Data about app and page elements
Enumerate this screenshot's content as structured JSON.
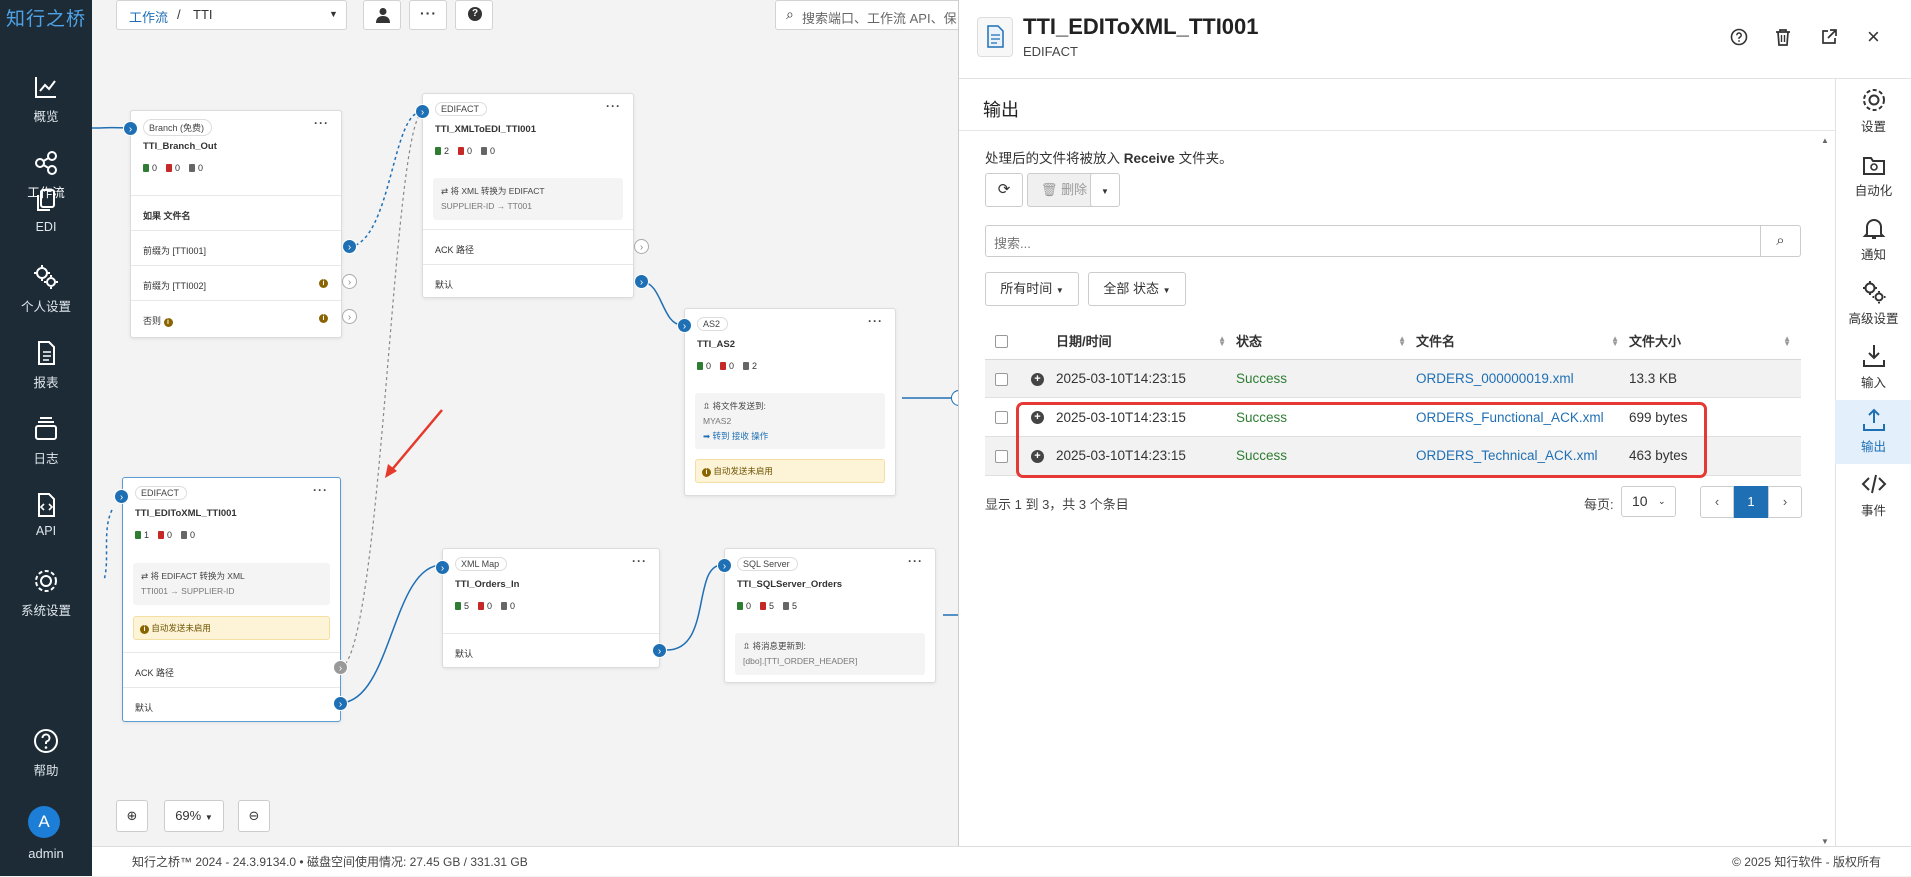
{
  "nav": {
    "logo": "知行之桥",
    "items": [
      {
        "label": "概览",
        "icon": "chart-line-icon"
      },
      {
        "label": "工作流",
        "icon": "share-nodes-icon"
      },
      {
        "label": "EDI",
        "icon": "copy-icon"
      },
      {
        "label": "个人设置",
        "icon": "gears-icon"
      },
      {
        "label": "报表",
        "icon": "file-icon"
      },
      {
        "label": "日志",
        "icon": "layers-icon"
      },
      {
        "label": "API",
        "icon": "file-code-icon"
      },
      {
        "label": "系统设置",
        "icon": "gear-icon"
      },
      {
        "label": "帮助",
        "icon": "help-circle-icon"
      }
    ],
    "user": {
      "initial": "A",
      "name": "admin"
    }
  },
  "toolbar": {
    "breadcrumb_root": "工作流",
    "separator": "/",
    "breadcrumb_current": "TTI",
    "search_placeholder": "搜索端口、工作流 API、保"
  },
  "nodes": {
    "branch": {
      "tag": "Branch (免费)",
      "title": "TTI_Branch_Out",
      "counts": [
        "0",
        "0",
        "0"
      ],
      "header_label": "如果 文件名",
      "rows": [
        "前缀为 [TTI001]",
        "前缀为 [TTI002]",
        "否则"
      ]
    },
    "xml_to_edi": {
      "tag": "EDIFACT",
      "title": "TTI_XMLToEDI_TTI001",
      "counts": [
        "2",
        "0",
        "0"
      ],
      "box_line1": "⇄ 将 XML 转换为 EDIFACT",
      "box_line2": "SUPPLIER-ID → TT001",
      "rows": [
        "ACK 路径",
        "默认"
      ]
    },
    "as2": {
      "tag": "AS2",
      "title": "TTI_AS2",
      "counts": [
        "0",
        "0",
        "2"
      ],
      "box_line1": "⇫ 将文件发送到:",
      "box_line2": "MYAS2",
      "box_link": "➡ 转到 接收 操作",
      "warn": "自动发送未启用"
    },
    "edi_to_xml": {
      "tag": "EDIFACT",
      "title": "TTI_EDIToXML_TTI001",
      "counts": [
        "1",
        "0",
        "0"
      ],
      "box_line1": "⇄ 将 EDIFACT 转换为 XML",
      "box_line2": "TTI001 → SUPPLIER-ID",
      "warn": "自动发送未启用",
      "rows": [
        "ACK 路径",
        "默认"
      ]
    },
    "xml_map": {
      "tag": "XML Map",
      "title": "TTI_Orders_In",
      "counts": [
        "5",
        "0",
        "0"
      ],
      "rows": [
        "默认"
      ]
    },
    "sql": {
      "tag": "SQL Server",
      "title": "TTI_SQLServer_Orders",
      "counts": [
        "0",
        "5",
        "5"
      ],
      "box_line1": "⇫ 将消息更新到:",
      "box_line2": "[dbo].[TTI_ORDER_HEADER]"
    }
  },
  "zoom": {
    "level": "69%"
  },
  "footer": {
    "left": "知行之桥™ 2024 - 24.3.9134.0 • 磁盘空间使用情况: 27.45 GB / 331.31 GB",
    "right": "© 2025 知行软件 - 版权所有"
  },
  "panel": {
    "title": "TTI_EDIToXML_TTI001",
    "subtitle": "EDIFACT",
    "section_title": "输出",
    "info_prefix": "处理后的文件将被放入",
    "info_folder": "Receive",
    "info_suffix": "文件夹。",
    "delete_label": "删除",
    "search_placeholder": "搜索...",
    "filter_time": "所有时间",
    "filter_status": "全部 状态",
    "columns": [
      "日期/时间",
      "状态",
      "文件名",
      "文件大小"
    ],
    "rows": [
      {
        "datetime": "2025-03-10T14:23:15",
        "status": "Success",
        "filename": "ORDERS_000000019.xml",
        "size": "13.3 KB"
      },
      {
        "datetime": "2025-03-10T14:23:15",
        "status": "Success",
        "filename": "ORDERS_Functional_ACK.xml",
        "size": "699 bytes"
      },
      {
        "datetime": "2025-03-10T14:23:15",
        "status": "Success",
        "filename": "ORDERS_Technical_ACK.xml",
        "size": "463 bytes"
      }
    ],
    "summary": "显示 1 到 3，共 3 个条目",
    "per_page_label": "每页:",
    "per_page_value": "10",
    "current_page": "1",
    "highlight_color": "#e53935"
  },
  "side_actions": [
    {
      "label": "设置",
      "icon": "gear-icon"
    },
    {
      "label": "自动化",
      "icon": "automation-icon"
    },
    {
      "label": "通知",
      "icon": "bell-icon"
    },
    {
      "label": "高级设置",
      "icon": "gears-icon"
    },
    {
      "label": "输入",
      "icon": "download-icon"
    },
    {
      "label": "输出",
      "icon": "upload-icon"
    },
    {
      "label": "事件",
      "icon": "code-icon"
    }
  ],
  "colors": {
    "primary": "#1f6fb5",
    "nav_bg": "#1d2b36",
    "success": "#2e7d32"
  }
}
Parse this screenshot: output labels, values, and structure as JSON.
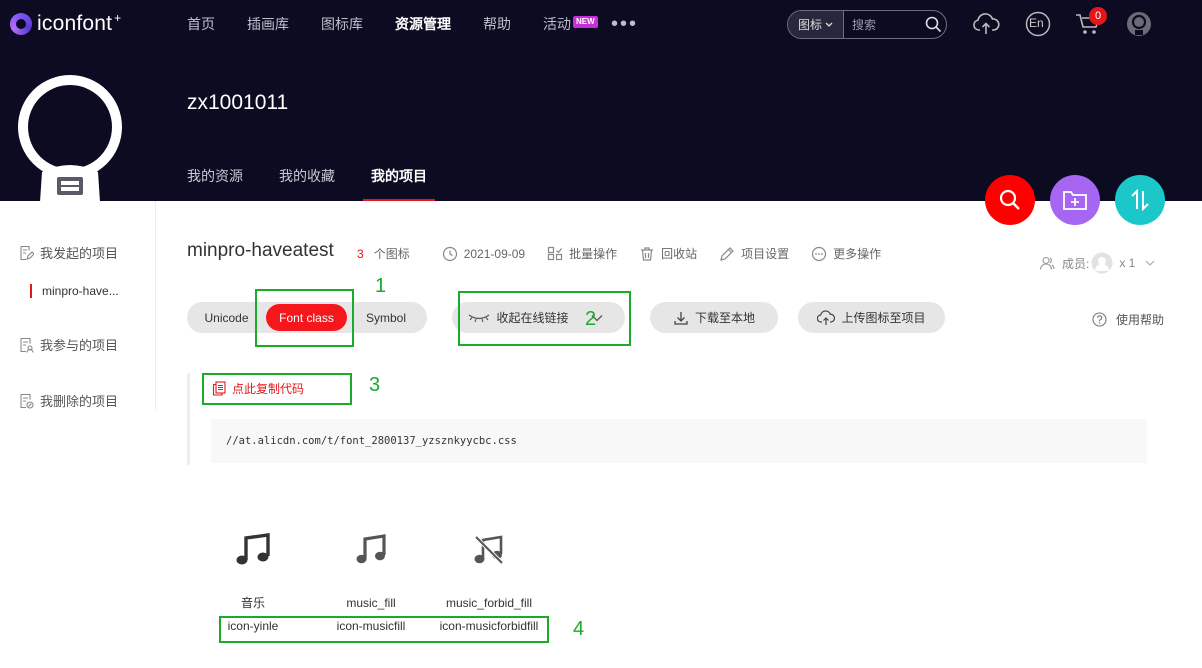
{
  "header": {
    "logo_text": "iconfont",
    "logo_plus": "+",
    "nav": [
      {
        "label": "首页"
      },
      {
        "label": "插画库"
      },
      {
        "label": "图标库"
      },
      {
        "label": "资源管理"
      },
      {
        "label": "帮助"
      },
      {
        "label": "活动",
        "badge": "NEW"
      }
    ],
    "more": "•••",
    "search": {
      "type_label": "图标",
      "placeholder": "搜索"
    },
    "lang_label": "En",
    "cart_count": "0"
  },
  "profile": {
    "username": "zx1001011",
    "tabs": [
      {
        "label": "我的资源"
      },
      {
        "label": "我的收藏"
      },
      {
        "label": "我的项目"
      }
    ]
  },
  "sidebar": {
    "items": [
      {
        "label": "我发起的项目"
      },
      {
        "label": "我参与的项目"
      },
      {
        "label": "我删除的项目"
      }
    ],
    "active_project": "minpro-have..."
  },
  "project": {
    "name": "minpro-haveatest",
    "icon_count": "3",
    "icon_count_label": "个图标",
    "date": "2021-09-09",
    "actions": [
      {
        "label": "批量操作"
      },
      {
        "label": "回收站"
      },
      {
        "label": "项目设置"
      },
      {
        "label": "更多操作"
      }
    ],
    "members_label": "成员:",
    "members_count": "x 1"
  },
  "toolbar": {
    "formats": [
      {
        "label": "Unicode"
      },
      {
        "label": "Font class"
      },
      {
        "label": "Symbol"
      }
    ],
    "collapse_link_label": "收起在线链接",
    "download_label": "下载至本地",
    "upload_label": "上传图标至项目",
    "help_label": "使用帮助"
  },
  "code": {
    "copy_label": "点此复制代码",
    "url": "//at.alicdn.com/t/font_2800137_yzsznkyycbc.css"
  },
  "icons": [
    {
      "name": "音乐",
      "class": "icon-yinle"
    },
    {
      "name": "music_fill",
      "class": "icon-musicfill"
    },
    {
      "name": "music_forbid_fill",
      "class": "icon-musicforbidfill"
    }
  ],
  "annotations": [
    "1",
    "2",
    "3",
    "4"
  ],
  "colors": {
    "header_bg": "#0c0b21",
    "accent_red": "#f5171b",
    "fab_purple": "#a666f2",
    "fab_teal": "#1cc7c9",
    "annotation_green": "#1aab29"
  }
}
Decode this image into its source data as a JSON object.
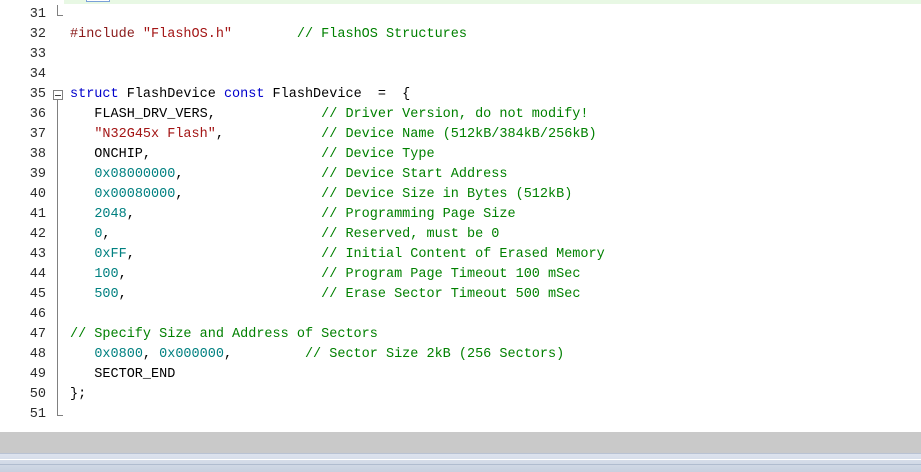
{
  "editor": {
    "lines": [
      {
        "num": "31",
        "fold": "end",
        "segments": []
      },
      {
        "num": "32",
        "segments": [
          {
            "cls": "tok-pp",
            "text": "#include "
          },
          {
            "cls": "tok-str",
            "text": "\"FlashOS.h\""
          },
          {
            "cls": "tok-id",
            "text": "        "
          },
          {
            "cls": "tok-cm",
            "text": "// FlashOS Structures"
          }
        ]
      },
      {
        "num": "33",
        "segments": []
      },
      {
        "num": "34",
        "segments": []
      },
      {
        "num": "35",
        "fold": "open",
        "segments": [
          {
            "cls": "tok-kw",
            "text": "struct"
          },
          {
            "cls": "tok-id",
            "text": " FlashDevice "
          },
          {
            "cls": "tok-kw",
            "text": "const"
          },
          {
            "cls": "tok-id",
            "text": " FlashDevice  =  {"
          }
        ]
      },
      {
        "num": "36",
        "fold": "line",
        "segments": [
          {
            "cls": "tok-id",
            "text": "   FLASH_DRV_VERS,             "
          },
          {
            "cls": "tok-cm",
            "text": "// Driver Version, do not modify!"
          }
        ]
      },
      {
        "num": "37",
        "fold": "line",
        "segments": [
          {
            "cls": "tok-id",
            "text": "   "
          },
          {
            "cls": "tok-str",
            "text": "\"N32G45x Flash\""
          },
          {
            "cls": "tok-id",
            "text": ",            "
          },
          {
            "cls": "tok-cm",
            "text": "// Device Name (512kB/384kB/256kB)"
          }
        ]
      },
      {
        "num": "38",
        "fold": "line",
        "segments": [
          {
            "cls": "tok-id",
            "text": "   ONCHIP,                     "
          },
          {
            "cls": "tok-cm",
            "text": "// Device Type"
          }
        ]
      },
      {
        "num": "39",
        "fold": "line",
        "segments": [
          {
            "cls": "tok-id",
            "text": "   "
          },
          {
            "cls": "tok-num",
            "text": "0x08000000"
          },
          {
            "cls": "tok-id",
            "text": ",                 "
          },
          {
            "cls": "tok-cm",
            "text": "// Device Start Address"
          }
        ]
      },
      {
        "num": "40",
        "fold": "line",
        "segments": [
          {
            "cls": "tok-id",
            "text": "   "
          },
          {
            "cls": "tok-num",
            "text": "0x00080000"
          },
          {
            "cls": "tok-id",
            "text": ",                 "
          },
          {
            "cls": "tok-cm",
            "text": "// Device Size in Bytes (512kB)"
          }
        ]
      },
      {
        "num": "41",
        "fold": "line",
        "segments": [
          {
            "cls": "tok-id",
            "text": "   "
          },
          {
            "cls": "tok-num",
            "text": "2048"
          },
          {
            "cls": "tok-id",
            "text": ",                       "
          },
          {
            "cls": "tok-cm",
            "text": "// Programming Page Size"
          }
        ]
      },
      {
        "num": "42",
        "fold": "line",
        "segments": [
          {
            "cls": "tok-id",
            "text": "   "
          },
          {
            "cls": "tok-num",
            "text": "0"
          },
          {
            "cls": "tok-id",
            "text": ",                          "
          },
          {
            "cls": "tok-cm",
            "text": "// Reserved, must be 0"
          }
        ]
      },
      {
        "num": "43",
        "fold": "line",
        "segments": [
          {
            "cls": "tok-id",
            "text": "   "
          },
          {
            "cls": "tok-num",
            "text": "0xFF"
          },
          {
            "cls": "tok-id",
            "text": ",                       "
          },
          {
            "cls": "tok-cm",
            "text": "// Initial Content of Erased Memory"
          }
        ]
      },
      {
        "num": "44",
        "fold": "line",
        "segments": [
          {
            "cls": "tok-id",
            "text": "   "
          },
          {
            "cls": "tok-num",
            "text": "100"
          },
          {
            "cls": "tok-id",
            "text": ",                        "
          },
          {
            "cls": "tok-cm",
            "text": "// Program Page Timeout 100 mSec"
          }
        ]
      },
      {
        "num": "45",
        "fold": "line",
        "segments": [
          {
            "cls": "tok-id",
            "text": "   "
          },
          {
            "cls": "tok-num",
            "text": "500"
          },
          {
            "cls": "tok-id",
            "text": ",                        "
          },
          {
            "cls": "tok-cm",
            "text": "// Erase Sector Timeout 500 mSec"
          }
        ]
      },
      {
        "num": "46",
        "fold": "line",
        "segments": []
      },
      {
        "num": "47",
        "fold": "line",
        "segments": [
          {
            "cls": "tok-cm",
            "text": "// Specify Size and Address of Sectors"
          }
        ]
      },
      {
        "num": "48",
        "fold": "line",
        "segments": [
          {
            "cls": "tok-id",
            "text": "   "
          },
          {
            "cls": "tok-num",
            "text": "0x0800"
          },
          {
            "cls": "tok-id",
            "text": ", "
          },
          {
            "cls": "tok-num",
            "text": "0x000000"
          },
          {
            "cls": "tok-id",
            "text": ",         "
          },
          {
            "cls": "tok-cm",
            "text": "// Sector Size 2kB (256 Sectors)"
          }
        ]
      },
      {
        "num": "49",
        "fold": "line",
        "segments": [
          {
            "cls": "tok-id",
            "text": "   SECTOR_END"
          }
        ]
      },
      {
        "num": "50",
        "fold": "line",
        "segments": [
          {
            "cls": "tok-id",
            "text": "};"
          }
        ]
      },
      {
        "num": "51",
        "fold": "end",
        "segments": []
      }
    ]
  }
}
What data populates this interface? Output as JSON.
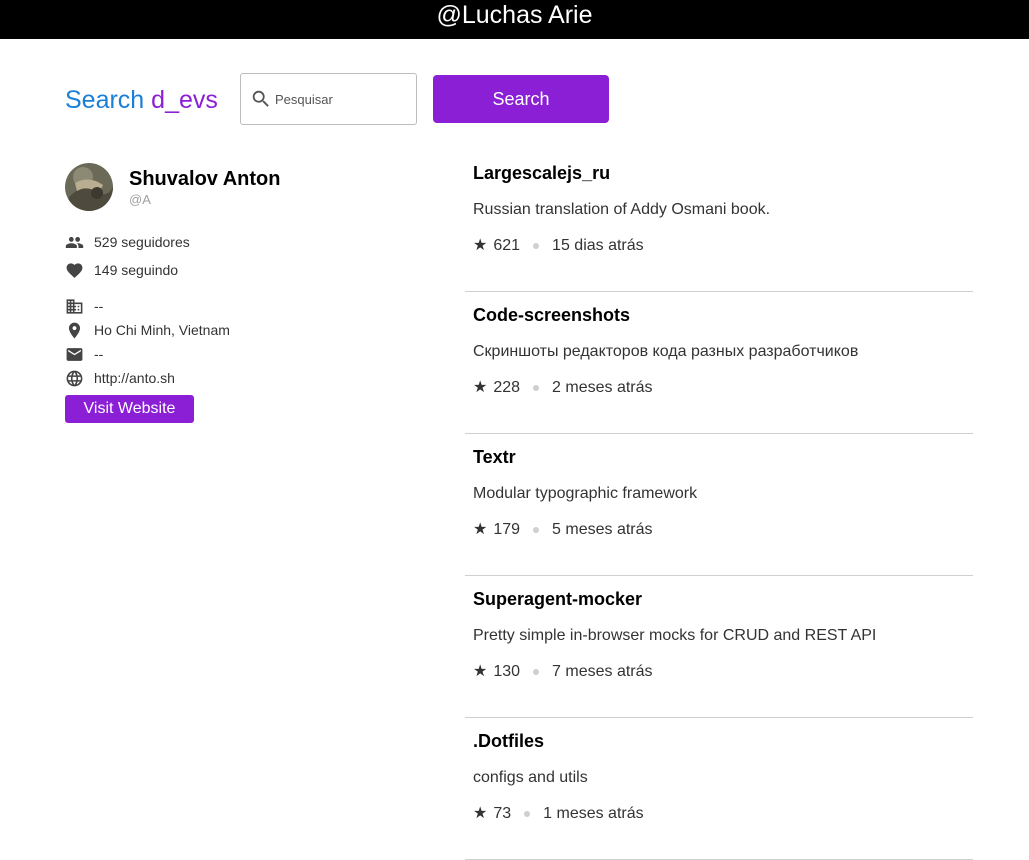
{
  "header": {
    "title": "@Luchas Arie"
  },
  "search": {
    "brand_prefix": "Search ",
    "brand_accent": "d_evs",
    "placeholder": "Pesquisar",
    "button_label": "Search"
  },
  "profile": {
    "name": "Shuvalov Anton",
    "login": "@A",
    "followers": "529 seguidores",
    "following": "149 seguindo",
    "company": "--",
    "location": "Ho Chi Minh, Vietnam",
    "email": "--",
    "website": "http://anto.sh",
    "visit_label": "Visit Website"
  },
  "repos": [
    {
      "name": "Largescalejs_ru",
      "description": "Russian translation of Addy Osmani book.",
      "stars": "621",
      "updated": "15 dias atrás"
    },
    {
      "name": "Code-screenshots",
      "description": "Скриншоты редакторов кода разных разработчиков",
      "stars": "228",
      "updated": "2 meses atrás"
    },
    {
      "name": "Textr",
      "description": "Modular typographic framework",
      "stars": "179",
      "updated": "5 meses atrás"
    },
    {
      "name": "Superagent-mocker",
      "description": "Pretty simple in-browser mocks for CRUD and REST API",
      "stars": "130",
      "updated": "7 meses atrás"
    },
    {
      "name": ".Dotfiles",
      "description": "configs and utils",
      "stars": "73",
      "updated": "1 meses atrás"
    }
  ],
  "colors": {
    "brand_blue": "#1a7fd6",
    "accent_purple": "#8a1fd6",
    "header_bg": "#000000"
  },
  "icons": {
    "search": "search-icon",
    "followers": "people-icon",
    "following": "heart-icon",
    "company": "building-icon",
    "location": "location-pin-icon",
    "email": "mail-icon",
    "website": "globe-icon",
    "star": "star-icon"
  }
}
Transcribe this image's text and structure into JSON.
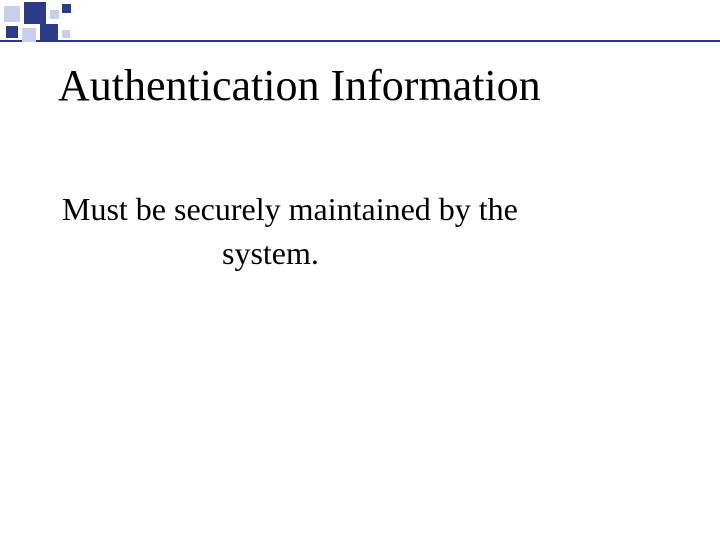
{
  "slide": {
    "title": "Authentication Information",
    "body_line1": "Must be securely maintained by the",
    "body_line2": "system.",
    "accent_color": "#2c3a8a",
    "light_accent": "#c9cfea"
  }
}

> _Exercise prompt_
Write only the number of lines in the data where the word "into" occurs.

> _Solution for this problem_
2